Traditional GCSE coursework is to be scrapped for most academic subjects following a report by exam watchdogs.
There had been concern that some pupils may cheat with coursework
From 2009, it will be replaced by what is being called "controlled assessment", where pupils will do projects under supervision in class.
The changes come amid concerns about pupils cheating by copying from the internet or getting help from parents.
They will apply across England, Wales and Northern Ireland. Science coursework will not be affected.
This is because science GCSE courses changed last year and much of the coursework involved is already done in school.
The changes follow a review by the exams and curriculum body for England the QCA, working closely with counterparts in Wales and Northern Ireland.
They will affect nine subjects, including English literature, geography and history.
A QCA report, published last autumn said GSCE coursework had become "less valid".
Two-thirds of teachers surveyed for the study had said they did not think coursework was valid and reliable.
The QCA says pupils doing supervised projects in class may work on their own or in groups, but they will be monitored by a teacher and access to books, the internet and other sources of information will be controlled.
Consultation is taking place about what kind of supervision there should be for this work, ranging from direct to loose.
There will also be reforms to the way coursework is set and marked.

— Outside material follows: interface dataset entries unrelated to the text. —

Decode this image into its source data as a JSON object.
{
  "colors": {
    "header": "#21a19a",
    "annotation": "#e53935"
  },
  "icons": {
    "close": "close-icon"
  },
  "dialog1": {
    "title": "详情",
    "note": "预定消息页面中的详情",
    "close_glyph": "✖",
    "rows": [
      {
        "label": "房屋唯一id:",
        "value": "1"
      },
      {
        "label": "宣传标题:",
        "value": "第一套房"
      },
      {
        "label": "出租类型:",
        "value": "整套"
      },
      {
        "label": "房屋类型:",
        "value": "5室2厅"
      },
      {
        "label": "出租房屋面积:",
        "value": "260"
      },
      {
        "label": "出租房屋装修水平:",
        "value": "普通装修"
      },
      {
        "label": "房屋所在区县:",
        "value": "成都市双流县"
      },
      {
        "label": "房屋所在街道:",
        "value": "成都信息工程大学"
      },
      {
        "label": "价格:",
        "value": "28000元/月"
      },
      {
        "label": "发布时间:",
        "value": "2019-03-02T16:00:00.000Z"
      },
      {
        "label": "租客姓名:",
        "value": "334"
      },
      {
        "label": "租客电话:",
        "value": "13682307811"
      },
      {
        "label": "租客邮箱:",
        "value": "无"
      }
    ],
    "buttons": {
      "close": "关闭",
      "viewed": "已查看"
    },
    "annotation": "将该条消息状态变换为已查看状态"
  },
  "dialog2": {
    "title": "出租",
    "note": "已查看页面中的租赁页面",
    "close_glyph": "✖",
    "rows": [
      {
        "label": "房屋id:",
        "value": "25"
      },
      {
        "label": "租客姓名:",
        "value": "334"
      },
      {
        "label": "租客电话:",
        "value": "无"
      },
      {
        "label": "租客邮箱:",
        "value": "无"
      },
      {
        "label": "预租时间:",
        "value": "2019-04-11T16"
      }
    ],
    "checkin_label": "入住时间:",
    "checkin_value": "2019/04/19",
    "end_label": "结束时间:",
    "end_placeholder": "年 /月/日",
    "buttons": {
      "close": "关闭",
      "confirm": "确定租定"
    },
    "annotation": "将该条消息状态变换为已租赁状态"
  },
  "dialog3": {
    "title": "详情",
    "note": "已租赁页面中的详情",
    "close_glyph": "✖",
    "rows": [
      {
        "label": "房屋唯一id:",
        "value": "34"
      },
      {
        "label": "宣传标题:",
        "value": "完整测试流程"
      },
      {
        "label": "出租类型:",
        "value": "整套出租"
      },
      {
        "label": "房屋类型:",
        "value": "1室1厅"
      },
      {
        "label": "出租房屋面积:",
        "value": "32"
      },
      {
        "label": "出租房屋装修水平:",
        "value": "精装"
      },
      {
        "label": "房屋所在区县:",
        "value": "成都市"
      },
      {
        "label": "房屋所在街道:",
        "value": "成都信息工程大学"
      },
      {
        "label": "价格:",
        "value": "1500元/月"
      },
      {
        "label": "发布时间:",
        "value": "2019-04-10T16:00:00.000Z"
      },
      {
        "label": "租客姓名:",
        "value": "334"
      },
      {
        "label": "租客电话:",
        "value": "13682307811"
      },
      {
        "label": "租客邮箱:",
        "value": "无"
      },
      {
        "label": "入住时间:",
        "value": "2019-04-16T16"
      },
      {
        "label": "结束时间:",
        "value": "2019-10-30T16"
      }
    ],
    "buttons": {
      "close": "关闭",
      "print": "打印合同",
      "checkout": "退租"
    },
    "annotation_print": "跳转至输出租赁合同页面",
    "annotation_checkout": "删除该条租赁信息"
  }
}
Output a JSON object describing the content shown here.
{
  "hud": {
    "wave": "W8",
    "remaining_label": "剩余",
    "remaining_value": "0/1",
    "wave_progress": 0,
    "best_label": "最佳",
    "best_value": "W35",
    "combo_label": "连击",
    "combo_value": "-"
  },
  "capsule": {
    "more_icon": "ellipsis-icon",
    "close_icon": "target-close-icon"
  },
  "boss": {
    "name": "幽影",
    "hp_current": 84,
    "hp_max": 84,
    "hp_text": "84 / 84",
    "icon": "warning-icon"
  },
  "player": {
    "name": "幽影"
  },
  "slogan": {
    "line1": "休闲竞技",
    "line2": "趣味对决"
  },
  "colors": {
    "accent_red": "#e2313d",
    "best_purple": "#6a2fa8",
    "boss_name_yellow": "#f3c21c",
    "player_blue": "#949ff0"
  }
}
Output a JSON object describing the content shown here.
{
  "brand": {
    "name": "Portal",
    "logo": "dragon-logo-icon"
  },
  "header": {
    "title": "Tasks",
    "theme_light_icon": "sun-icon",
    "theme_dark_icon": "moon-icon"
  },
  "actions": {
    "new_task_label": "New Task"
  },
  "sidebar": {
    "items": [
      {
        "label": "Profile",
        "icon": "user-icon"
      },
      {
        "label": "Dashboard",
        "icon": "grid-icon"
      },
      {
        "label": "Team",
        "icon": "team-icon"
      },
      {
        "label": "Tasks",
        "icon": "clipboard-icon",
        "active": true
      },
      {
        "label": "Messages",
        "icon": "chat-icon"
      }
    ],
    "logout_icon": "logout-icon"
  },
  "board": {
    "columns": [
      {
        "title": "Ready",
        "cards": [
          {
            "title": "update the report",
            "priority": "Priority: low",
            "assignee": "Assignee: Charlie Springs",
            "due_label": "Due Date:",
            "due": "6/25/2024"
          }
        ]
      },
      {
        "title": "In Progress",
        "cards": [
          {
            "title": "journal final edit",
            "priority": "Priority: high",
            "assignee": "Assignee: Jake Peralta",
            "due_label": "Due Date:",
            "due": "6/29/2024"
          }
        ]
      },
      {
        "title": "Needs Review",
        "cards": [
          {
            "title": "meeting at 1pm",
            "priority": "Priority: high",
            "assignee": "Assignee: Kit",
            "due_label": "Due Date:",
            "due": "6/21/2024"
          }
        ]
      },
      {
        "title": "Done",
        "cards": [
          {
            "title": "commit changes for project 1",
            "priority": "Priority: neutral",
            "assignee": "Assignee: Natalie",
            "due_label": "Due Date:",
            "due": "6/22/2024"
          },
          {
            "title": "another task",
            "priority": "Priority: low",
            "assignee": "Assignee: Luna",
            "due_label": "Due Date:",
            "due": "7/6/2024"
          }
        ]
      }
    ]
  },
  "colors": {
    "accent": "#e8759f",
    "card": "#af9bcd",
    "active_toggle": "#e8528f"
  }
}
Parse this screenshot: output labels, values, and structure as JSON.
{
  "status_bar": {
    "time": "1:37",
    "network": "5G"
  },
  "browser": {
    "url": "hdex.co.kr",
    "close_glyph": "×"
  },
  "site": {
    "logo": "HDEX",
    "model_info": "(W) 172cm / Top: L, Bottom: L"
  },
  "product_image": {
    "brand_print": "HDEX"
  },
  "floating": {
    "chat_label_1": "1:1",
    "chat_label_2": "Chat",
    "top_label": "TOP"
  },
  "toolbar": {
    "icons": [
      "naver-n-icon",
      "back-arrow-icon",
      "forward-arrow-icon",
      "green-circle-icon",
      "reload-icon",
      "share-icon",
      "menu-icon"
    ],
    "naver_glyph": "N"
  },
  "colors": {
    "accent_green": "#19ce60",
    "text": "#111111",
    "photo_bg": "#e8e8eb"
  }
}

Currently teachers in each school design the work and mark it, and outside moderators check samples of results across the country.
In future the exam boards will set the coursework as well as the exams. Teachers will continue to mark that work, but the regulators say once coursework is more streamlined, it will be easier to moderate effectively .
The head of England's QCA, Ken Boston, said: "The ability of the GCSE to stretch and challenge young people has been reinforced by the proposals that examinations must include extended writing and more varied question types.
"Controlled assessments will increase public confidence in the GCSE and allow the integration of new sources of data and information, including the internet, under supervision."
Problems of plagiarism
Head teachers say they are pleased that coursework will not be lost altogether and will remain in the form of extended work done in school.
John Dunford of the Association of School and College Leaders said: "Coursework has a major contribution to make to exam grades because it can be used to test a much wider variety of knowledge and skills than a written exam lasting a couple of hours."
"I am pleased that calls for coursework to be abolished have been headed off by this proposal for it to be done under more controlled conditions and for that reason I support it.
"The internet has changed the parameters of coursework and the continued credibility of coursework marks depends upon the work being done under more controlled conditions. It's important that we do not lose the positive side of coursework because of the problems of plagiarism".
John Bangs from the National Union of Teachers said cheating was not widespread but the issue did need looking at.
"A review of coursework was long overdue, for example the drawing down of information from the internet and parents helping, but outright cheating was rare.
"Proposals have come forward without being trialled and I worry about undermining the confidence of parents and children in their results this year."